BALTIMORE (WJZ) — Former University of Maryland Medical System CEO Robert Chrencik made business deals with board members– including former Baltimore Mayor Catherine Pugh– that weren’t bid competitively or properly disclosed to the entire board, an independent review released Wednesday found.
Nygren Consulting, an independent firm hired by the University of Maryland Medical System, has completed its review on the business relationships, policies and practices by the Board after concerns were raised in March.
In their summary of their findings, they said the review revealed “multiple occasions” where transactions involving UMMS board members were not fully vetted by the Board of Directors before they were executed by management.
They also said in some cases, the transactions did not seem to have been presented to the Board or “an appropriate committee of the Board,” despite requirements in existing UMMS policies.
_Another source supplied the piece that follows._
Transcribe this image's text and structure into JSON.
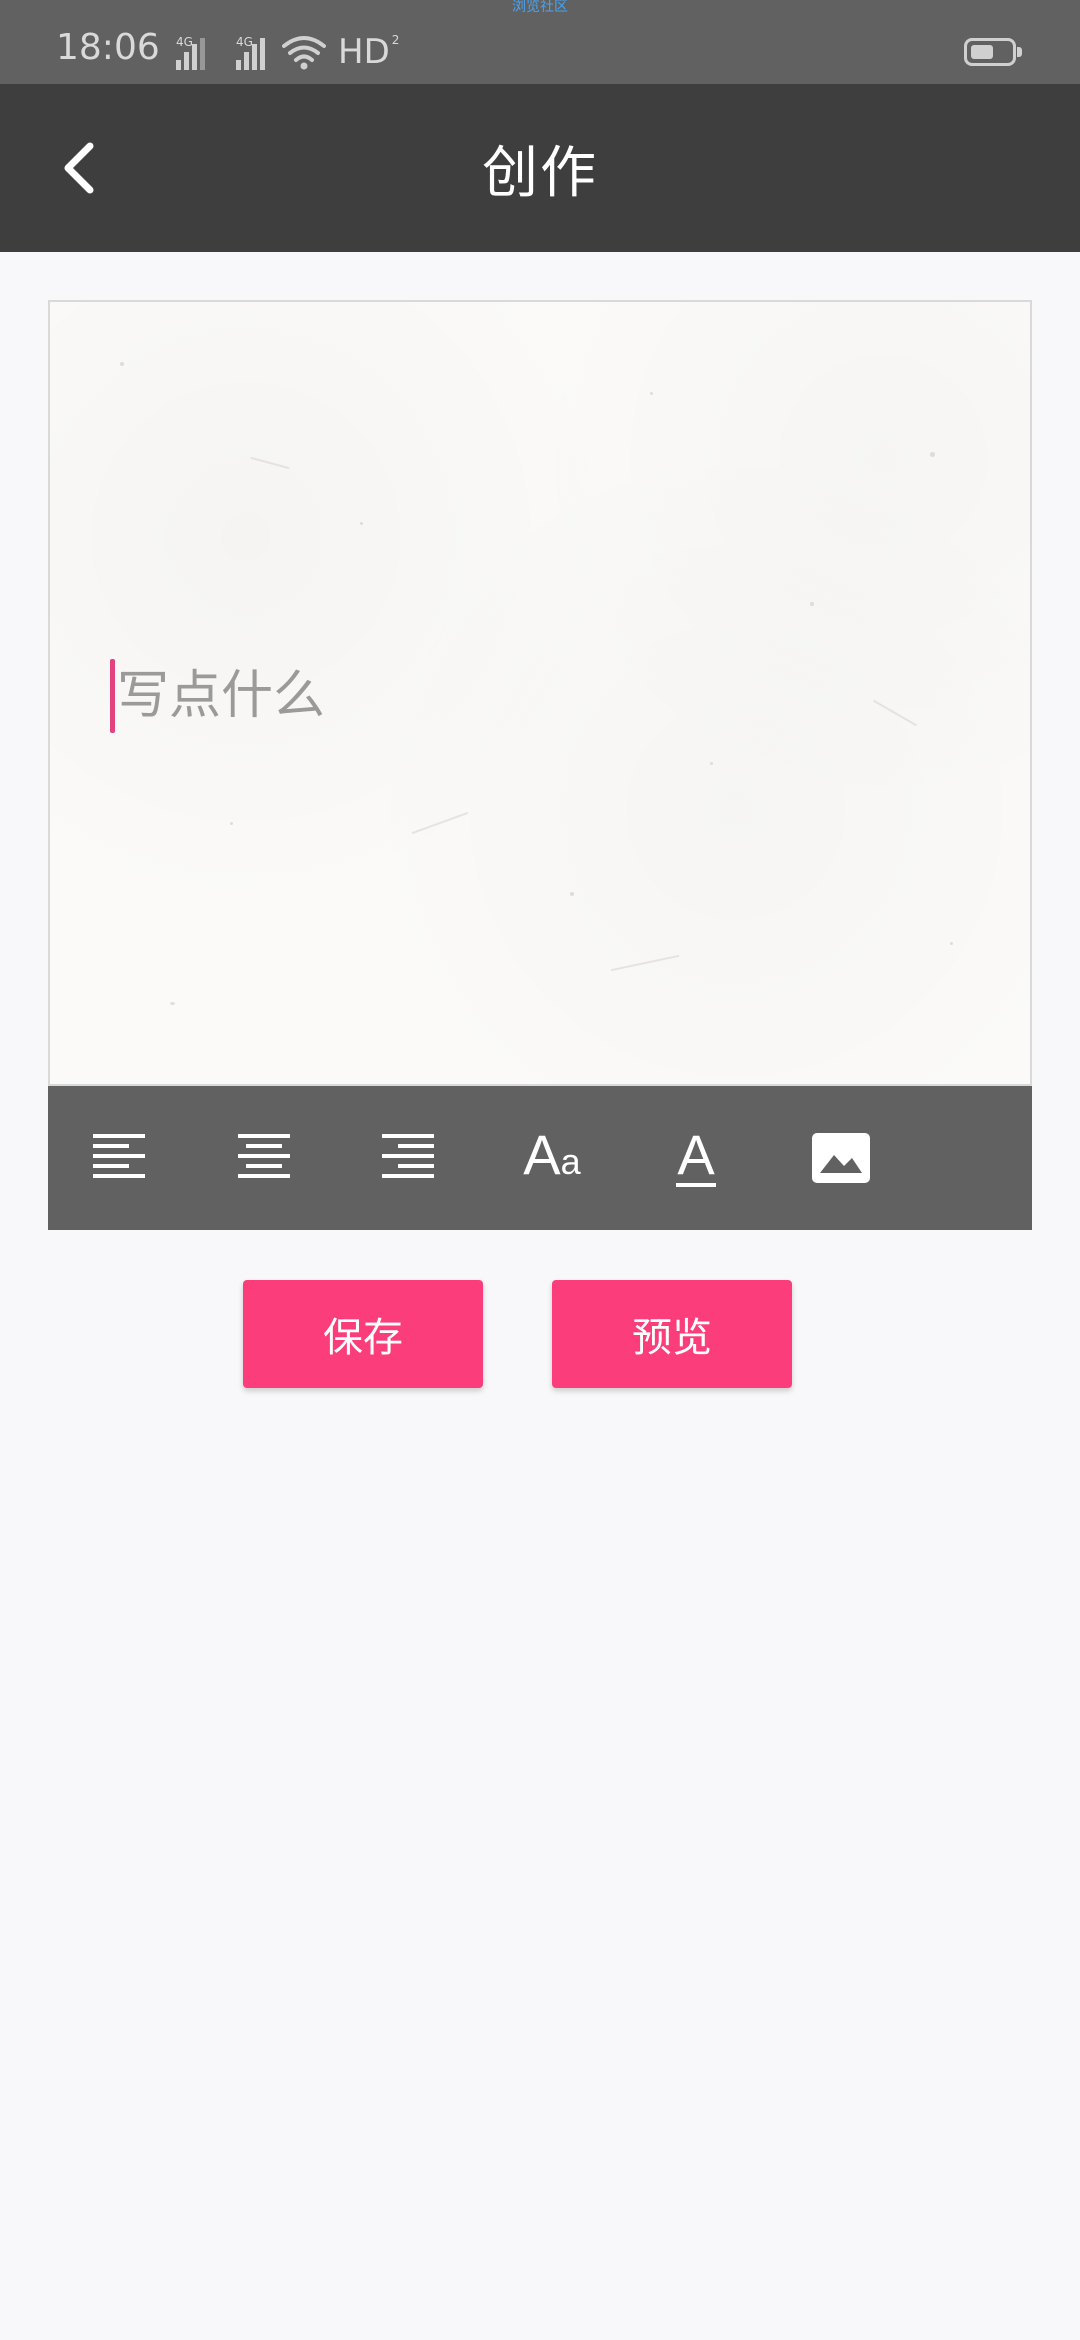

Specifically, they said former Baltimore Mayor Catherine Pugh’s arrangement to sell her “Healthy Holly” books to UMMS for distribution to Baltimore City Public Schools was not presented to the board by management or any other committee for prior approval.
The firm also said they found no records specifying the terms of that financial relationship or justifying the need for the books by UMMS.
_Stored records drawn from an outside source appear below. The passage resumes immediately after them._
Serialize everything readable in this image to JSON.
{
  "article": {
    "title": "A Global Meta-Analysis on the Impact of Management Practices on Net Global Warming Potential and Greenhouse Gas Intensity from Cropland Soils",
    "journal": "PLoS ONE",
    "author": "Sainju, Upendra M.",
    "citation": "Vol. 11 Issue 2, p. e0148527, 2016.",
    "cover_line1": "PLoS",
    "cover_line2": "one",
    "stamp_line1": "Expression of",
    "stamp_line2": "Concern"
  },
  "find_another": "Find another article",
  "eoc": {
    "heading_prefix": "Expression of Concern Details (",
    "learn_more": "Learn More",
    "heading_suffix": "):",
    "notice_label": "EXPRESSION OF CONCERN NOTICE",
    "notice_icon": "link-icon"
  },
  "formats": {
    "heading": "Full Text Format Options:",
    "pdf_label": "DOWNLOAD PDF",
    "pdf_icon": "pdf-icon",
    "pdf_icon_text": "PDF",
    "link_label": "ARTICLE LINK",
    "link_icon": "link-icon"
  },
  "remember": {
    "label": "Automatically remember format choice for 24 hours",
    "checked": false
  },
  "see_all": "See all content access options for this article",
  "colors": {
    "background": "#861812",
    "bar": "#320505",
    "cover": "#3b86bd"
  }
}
They added that Pugh’s initial arrangement with the UMMS, which involved buying $20,000 of the first book in the Healthy Holly series, is not documented until the invoice dated December 21, 2010, arrived.
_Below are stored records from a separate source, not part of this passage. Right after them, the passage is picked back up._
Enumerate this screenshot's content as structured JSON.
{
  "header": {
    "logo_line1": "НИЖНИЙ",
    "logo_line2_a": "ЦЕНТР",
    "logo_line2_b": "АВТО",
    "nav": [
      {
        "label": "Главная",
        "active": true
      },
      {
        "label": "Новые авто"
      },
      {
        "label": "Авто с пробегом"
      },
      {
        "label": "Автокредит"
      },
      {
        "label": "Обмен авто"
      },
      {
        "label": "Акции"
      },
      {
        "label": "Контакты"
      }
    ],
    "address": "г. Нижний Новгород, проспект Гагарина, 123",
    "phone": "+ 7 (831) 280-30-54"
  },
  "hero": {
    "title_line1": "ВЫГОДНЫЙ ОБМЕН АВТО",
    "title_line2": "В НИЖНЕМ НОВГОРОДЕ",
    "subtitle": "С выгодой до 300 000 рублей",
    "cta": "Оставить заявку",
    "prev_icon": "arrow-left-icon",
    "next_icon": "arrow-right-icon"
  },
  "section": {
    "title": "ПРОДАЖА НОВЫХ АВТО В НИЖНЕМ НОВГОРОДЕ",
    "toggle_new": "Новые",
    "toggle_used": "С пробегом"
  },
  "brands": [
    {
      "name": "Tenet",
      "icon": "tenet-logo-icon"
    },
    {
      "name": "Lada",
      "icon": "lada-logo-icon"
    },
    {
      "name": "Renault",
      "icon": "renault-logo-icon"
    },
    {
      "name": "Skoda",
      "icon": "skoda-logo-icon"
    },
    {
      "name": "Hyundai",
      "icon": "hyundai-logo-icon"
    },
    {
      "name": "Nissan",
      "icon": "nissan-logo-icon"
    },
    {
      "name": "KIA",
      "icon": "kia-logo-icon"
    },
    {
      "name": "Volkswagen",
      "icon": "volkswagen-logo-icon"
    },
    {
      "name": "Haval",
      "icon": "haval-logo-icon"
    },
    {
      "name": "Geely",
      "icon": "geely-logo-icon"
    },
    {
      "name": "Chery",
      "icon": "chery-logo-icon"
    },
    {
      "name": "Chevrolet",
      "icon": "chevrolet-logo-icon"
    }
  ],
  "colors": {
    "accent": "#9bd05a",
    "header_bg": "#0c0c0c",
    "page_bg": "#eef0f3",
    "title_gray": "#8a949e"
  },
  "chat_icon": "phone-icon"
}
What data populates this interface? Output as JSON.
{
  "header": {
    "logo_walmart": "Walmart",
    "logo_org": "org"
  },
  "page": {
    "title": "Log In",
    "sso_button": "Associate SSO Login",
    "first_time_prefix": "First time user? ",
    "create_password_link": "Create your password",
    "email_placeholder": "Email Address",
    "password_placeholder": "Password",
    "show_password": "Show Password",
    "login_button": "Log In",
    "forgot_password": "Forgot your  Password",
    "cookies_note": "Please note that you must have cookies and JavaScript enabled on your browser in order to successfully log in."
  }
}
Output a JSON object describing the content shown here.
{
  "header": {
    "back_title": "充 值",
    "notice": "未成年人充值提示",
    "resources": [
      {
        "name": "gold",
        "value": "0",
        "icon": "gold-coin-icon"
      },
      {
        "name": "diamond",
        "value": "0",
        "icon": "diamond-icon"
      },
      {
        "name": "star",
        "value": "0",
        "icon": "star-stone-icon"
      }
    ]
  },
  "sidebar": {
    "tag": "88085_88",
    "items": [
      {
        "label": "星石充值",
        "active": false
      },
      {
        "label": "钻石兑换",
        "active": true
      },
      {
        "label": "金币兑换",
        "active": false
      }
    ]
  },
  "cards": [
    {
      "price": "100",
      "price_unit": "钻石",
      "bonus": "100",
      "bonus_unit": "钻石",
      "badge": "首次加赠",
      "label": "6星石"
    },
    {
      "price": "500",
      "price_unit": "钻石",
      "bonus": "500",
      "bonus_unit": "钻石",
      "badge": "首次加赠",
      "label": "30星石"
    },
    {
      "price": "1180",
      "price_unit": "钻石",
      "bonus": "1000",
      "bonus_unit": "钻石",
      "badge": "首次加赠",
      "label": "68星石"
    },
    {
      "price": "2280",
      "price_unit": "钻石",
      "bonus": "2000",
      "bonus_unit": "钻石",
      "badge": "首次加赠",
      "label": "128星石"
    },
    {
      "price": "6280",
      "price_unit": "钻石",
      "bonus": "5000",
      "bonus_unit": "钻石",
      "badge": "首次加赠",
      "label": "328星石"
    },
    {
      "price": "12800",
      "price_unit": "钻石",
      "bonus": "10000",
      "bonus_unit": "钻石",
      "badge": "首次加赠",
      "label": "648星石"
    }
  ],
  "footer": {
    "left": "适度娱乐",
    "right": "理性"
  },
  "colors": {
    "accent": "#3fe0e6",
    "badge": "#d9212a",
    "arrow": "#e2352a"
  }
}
A member of management said he recalled that Mr. Chrencik approached him saying he (Mr. Chrencik) had agreed that UMMS would buy the books for the schools. The management member said he believed Pugh had approached Chrencik.
Essentially, the CEO had agreed to enter into an agreement with Pugh without consent of the Board, the firm reported.
In terms of total financial relationship practices, the firm found that all board member financial relationships reviewed did not get the level of attention that transactions that could benefit board members should receive, according to the firm’s report.
Most violated the 2002 Board resolution as well as the 2011 and 2017 policies, the report said. Many of these contracts were not competitively bid, “were not declared to be necessary” by the Board or senior leaders, and if vetted, were without full transparency to the entire Board.
“These arrangements reflect a pattern by management of making decisions without full Board approval,” The report says. It goes to add, “Members of management appear to have taken upon their own authority the right to enter into contracts with Board members that resulted in personal gain to the Director, interacting with Board members in ways that overstep the standard understanding of the role and authority of the board,”
Based on their findings, they recommended changes to UMMS board practices including a new “Conflict of Interest Policy”, a governance committee to oversee all Board practices, policies and relationships, as well as a new “competency” model.
Board committees will also be restructured so chair positions on the Finance Committee and the Audit and Compliance Committee are held by separate people, and the chair of the Audit and Compliance Committee will have no financial or contractual relationship with the UMMS.
The UMMS will also no longer allow any Board member to “engage in a personal services agreement, regardless of the circumstance.
“On behalf of UMMS, I fully accept the findings and recommendations contained in the Nygren report. Collectively, we are both responsible and accountable for what brought us to this point. This report serves as a roadmap – not only to increase accountability among leaders and establish a more effective Board structure – but to make progress toward real, lasting cultural change. Policies and procedures are not worth the paper they’re written on without an integrity-based culture to enforce them. I am committed to rebuilding that culture and restoring the trust of those that depend on our leadership.” said Interim CEO John Ashworth.
Ashworth added that no person of authority should be benefitting personally from a decision they make about the organization they serve.
“All Boards within the System must balance demand for expertise and leadership with conflict-free representation. This is simply not negotiable.” He concluded.
In the aftermath of the concerns that stemmed from the “Healthy Holly” scandal, conflicted board members were taken off the Board, those with personal services contracts who resigned– and members with professional service contracts with UMMS who took voluntary leaves of absence.
Gov. Larry Hogan also appointed 11 new members of the Board on Wednesday.
CEO Robert Chrencik was placed on a leave of absence and then resigned.